"""
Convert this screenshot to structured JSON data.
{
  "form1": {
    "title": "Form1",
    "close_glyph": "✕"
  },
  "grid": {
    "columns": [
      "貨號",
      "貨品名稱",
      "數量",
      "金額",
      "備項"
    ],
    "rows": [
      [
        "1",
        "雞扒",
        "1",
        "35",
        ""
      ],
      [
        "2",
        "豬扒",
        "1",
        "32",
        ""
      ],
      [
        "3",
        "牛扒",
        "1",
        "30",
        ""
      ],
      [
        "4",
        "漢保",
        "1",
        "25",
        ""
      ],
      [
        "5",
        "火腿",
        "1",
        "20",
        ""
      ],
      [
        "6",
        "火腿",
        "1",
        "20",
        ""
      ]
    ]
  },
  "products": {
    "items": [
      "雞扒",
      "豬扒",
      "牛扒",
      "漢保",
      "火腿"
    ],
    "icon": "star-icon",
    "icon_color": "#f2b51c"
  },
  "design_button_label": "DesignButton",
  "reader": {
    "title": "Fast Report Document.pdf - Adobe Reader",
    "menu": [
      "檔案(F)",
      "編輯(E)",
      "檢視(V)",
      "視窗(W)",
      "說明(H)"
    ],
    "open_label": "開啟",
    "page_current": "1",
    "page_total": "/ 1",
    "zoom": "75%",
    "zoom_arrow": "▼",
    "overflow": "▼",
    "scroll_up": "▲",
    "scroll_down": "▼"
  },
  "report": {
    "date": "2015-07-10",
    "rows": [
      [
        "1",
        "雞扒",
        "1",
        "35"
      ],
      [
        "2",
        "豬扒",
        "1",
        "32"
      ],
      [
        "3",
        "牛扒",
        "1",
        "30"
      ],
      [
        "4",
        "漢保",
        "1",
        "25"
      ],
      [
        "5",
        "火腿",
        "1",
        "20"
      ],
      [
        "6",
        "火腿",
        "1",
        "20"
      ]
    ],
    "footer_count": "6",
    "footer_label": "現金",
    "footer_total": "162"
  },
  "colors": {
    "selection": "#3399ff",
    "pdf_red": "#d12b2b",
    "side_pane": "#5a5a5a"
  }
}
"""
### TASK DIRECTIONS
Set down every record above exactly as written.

### TASK ANSWER
Convert this screenshot to structured JSON data.
{
  "form1": {
    "title": "Form1",
    "close_glyph": "✕"
  },
  "grid": {
    "columns": [
      "貨號",
      "貨品名稱",
      "數量",
      "金額",
      "備項"
    ],
    "rows": [
      [
        "1",
        "雞扒",
        "1",
        "35",
        ""
      ],
      [
        "2",
        "豬扒",
        "1",
        "32",
        ""
      ],
      [
        "3",
        "牛扒",
        "1",
        "30",
        ""
      ],
      [
        "4",
        "漢保",
        "1",
        "25",
        ""
      ],
      [
        "5",
        "火腿",
        "1",
        "20",
        ""
      ],
      [
        "6",
        "火腿",
        "1",
        "20",
        ""
      ]
    ]
  },
  "products": {
    "items": [
      "雞扒",
      "豬扒",
      "牛扒",
      "漢保",
      "火腿"
    ],
    "icon": "star-icon",
    "icon_color": "#f2b51c"
  },
  "design_button_label": "DesignButton",
  "reader": {
    "title": "Fast Report Document.pdf - Adobe Reader",
    "menu": [
      "檔案(F)",
      "編輯(E)",
      "檢視(V)",
      "視窗(W)",
      "說明(H)"
    ],
    "open_label": "開啟",
    "page_current": "1",
    "page_total": "/ 1",
    "zoom": "75%",
    "zoom_arrow": "▼",
    "overflow": "▼",
    "scroll_up": "▲",
    "scroll_down": "▼"
  },
  "report": {
    "date": "2015-07-10",
    "rows": [
      [
        "1",
        "雞扒",
        "1",
        "35"
      ],
      [
        "2",
        "豬扒",
        "1",
        "32"
      ],
      [
        "3",
        "牛扒",
        "1",
        "30"
      ],
      [
        "4",
        "漢保",
        "1",
        "25"
      ],
      [
        "5",
        "火腿",
        "1",
        "20"
      ],
      [
        "6",
        "火腿",
        "1",
        "20"
      ]
    ],
    "footer_count": "6",
    "footer_label": "現金",
    "footer_total": "162"
  },
  "colors": {
    "selection": "#3399ff",
    "pdf_red": "#d12b2b",
    "side_pane": "#5a5a5a"
  }
}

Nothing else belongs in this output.